EXERCISE: Copy out the listing that follows, exactly, without its pictures.

RECORDS TO USE:
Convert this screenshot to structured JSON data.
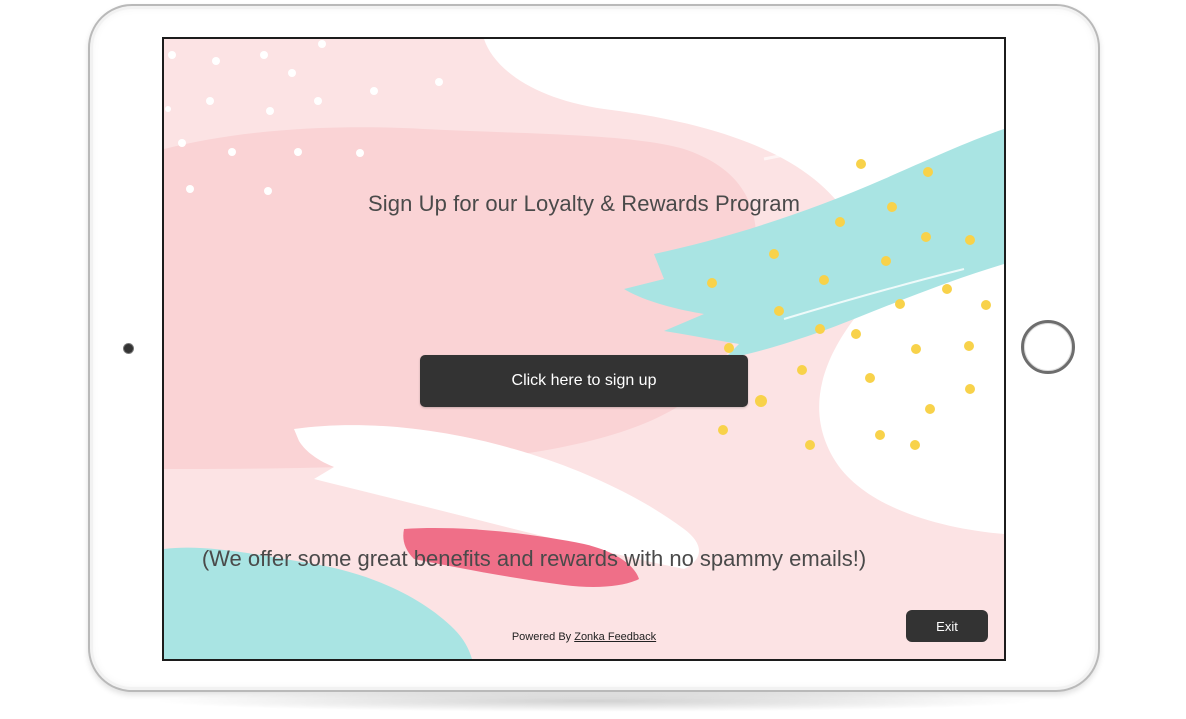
{
  "survey": {
    "title": "Sign Up for our Loyalty & Rewards Program",
    "cta_label": "Click here to sign up",
    "note": "(We offer some great benefits and rewards with no spammy emails!)",
    "exit_label": "Exit"
  },
  "footer": {
    "powered_by": "Powered By",
    "brand_link": "Zonka Feedback"
  },
  "colors": {
    "background_pink": "#fce3e4",
    "blob_pink": "#fad3d5",
    "teal": "#a9e4e3",
    "dots_yellow": "#f8d24a",
    "accent_pink": "#ef6f88",
    "button_dark": "#333333"
  },
  "icons": {
    "device_camera": "camera-icon",
    "device_home": "home-button-icon"
  }
}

EXERCISE SOLUTION:
Convert this screenshot to structured JSON data.
{
  "survey": {
    "title": "Sign Up for our Loyalty & Rewards Program",
    "cta_label": "Click here to sign up",
    "note": "(We offer some great benefits and rewards with no spammy emails!)",
    "exit_label": "Exit"
  },
  "footer": {
    "powered_by": "Powered By",
    "brand_link": "Zonka Feedback"
  },
  "colors": {
    "background_pink": "#fce3e4",
    "blob_pink": "#fad3d5",
    "teal": "#a9e4e3",
    "dots_yellow": "#f8d24a",
    "accent_pink": "#ef6f88",
    "button_dark": "#333333"
  },
  "icons": {
    "device_camera": "camera-icon",
    "device_home": "home-button-icon"
  }
}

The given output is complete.